§ Instructions to follow
Find how many lines of the listing include the string "Keke", and report only that figure.

§ Material to process
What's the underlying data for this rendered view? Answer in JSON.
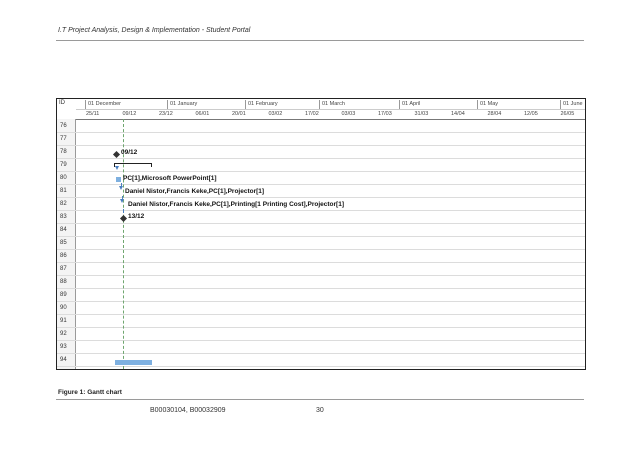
{
  "header": {
    "title": "I.T Project Analysis, Design & Implementation - Student Portal"
  },
  "gantt": {
    "id_header": "ID",
    "months": [
      "01 December",
      "01 January",
      "01 February",
      "01 March",
      "01 April",
      "01 May",
      "01 June"
    ],
    "weeks": [
      "25/11",
      "09/12",
      "23/12",
      "06/01",
      "20/01",
      "03/02",
      "17/02",
      "03/03",
      "17/03",
      "31/03",
      "14/04",
      "28/04",
      "12/05",
      "26/05"
    ],
    "row_ids": [
      "76",
      "77",
      "78",
      "79",
      "80",
      "81",
      "82",
      "83",
      "84",
      "85",
      "86",
      "87",
      "88",
      "89",
      "90",
      "91",
      "92",
      "93",
      "94"
    ],
    "labels": {
      "milestone_start": "09/12",
      "task_80": "PC[1],Microsoft PowerPoint[1]",
      "task_81": "Daniel Nistor,Francis Keke,PC[1],Projector[1]",
      "task_82": "Daniel Nistor,Francis Keke,PC[1],Printing[1 Printing Cost],Projector[1]",
      "milestone_end": "13/12"
    }
  },
  "caption": "Figure 1: Gantt chart",
  "footer": {
    "student_ids": "B00030104, B00032909",
    "page_number": "30"
  }
}
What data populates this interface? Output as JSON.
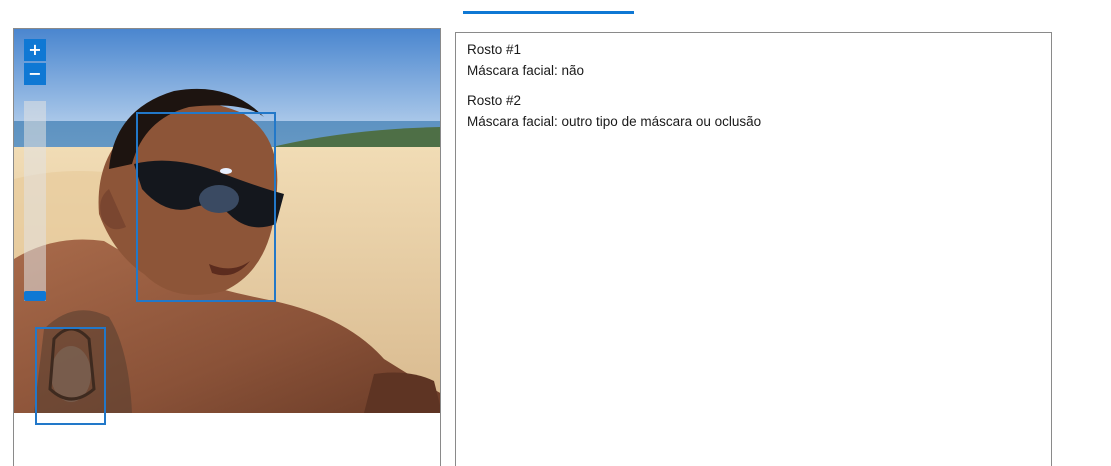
{
  "colors": {
    "accent": "#0f78d4",
    "face_box": "#2278c9"
  },
  "zoom": {
    "in_label": "+",
    "out_label": "−",
    "level": 0
  },
  "faces": [
    {
      "title": "Rosto #1",
      "mask_label": "Máscara facial: não"
    },
    {
      "title": "Rosto #2",
      "mask_label": "Máscara facial: outro tipo de máscara ou oclusão"
    }
  ]
}
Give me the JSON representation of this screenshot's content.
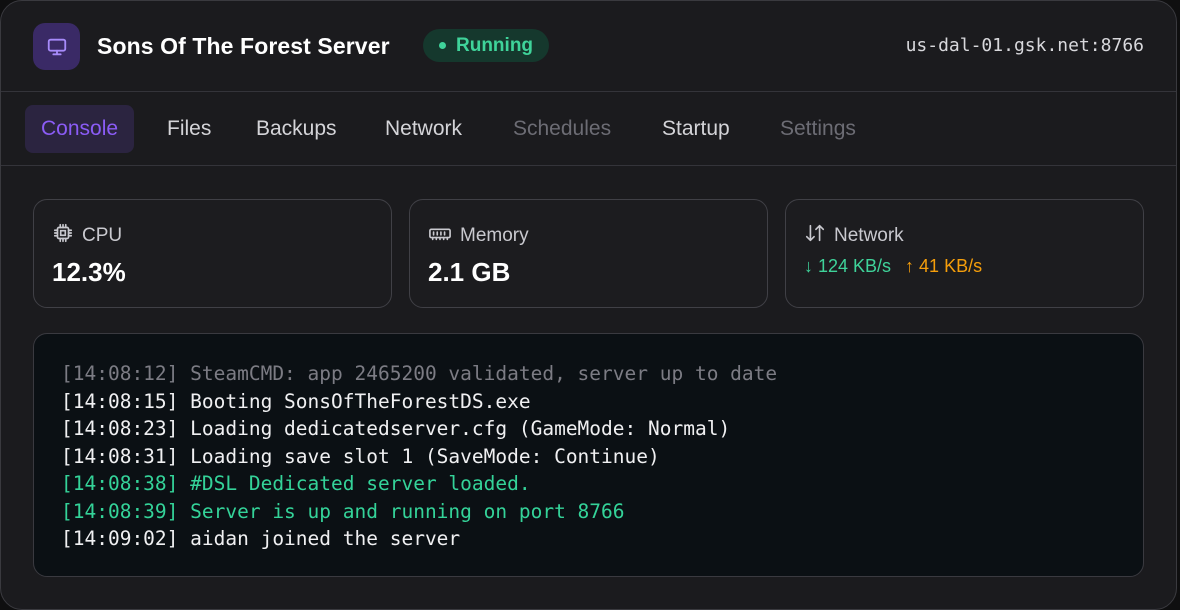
{
  "header": {
    "title": "Sons Of The Forest Server",
    "status": "Running",
    "host": "us-dal-01.gsk.net:8766",
    "app_icon": "monitor-icon"
  },
  "tabs": [
    {
      "label": "Console",
      "state": "active"
    },
    {
      "label": "Files",
      "state": "normal"
    },
    {
      "label": "Backups",
      "state": "normal"
    },
    {
      "label": "Network",
      "state": "normal"
    },
    {
      "label": "Schedules",
      "state": "disabled"
    },
    {
      "label": "Startup",
      "state": "normal"
    },
    {
      "label": "Settings",
      "state": "disabled"
    }
  ],
  "stats": {
    "cpu": {
      "label": "CPU",
      "value": "12.3%",
      "icon": "cpu-icon"
    },
    "memory": {
      "label": "Memory",
      "value": "2.1 GB",
      "icon": "memory-icon"
    },
    "network": {
      "label": "Network",
      "down": "↓ 124 KB/s",
      "up": "↑ 41 KB/s",
      "icon": "transfer-icon"
    }
  },
  "console": {
    "lines": [
      {
        "text": "[14:08:12] SteamCMD: app 2465200 validated, server up to date",
        "style": "dim"
      },
      {
        "text": "[14:08:15] Booting SonsOfTheForestDS.exe",
        "style": "normal"
      },
      {
        "text": "[14:08:23] Loading dedicatedserver.cfg (GameMode: Normal)",
        "style": "normal"
      },
      {
        "text": "[14:08:31] Loading save slot 1 (SaveMode: Continue)",
        "style": "normal"
      },
      {
        "text": "[14:08:38] #DSL Dedicated server loaded.",
        "style": "ok"
      },
      {
        "text": "[14:08:39] Server is up and running on port 8766",
        "style": "ok"
      },
      {
        "text": "[14:09:02] aidan joined the server",
        "style": "normal"
      }
    ]
  },
  "colors": {
    "accent": "#8b5cf6",
    "success": "#3fd39a",
    "warning": "#f59e0b",
    "background": "#1b1b1e"
  }
}
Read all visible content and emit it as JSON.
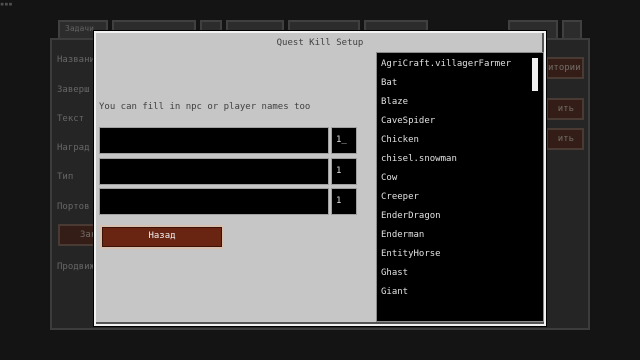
{
  "background": {
    "corner": "▪▪▪",
    "tabs": [
      "Задачи",
      "",
      "",
      "",
      "",
      "",
      "",
      ""
    ],
    "labels": [
      "Названи",
      "Заверш",
      "Текст",
      "Наград",
      "Тип",
      "Портов",
      "",
      "Продвиж"
    ],
    "buttons": [
      "итории",
      "ить",
      "ить",
      "Зак"
    ]
  },
  "dialog": {
    "title": "Quest Kill Setup",
    "hint": "You can fill in npc or player names too",
    "rows": [
      {
        "name": "",
        "count": "1_"
      },
      {
        "name": "",
        "count": "1"
      },
      {
        "name": "",
        "count": "1"
      }
    ],
    "back_label": "Назад",
    "entities": [
      "AgriCraft.villagerFarmer",
      "Bat",
      "Blaze",
      "CaveSpider",
      "Chicken",
      "chisel.snowman",
      "Cow",
      "Creeper",
      "EnderDragon",
      "Enderman",
      "EntityHorse",
      "Ghast",
      "Giant"
    ]
  }
}
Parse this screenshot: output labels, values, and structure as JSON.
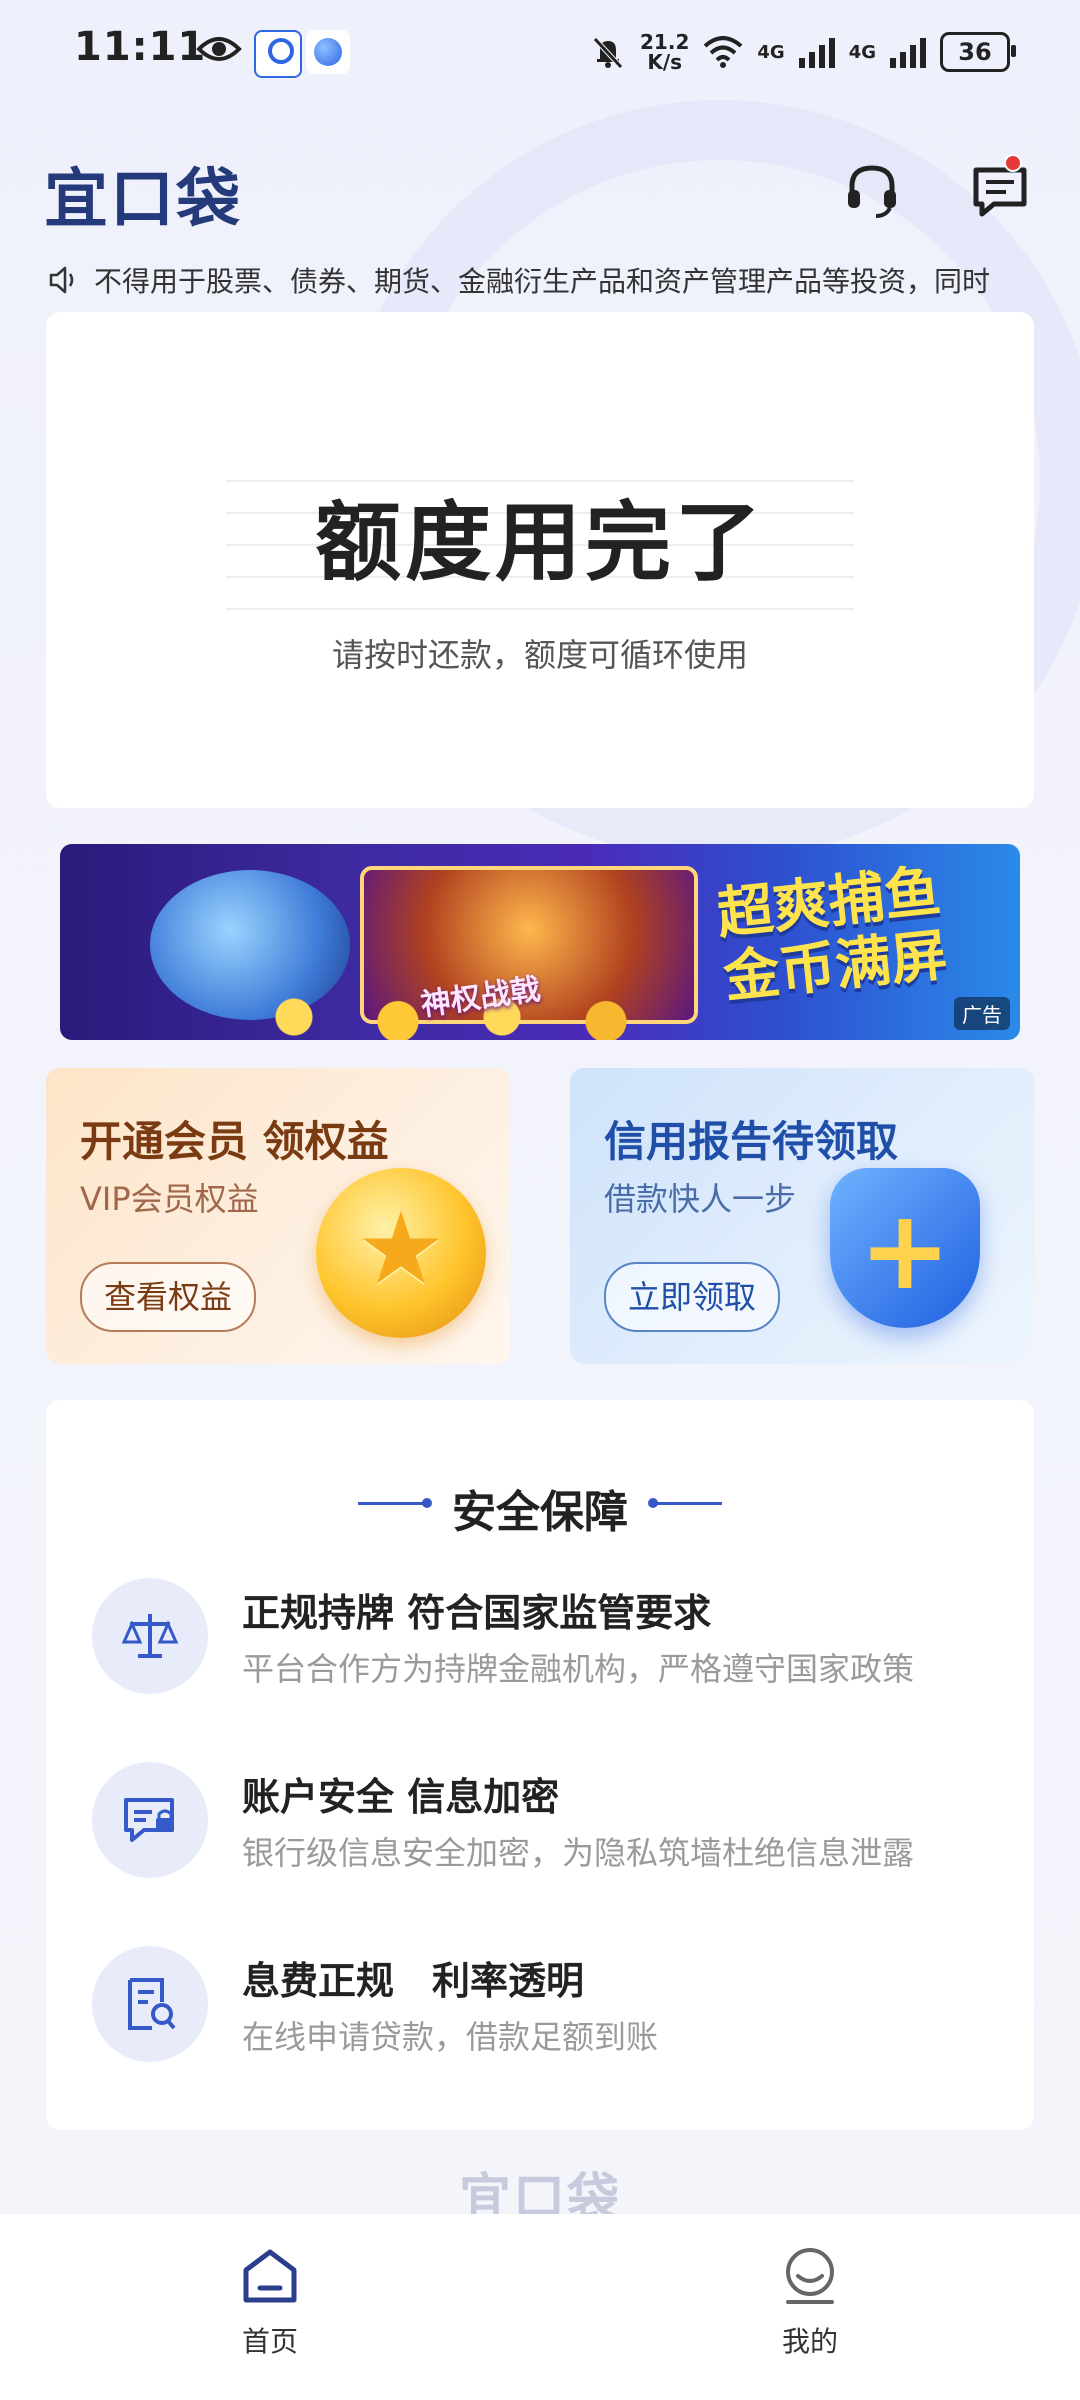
{
  "status_bar": {
    "time": "11:11",
    "net_speed_value": "21.2",
    "net_speed_unit": "K/s",
    "network1": "4G",
    "network2": "4G",
    "battery": "36"
  },
  "header": {
    "logo": "宜口袋"
  },
  "notice": {
    "text": "不得用于股票、债券、期货、金融衍生产品和资产管理产品等投资，同时"
  },
  "quota": {
    "title": "额度用完了",
    "subtitle": "请按时还款，额度可循环使用"
  },
  "ad": {
    "game_label": "神权战戟",
    "headline": "超爽捕鱼 金币满屏",
    "tag": "广告"
  },
  "promo": {
    "vip": {
      "title": "开通会员 领权益",
      "subtitle": "VIP会员权益",
      "button": "查看权益"
    },
    "credit": {
      "title": "信用报告待领取",
      "subtitle": "借款快人一步",
      "button": "立即领取"
    }
  },
  "security": {
    "title": "安全保障",
    "items": [
      {
        "title": "正规持牌 符合国家监管要求",
        "desc": "平台合作方为持牌金融机构，严格遵守国家政策"
      },
      {
        "title": "账户安全 信息加密",
        "desc": "银行级信息安全加密，为隐私筑墙杜绝信息泄露"
      },
      {
        "title": "息费正规　利率透明",
        "desc": "在线申请贷款，借款足额到账"
      }
    ]
  },
  "footer": {
    "logo": "宜口袋"
  },
  "nav": {
    "home": "首页",
    "mine": "我的"
  },
  "colors": {
    "accent": "#3559c8",
    "logo": "#253a7a",
    "badge": "#e53935"
  }
}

§ Solved problem
2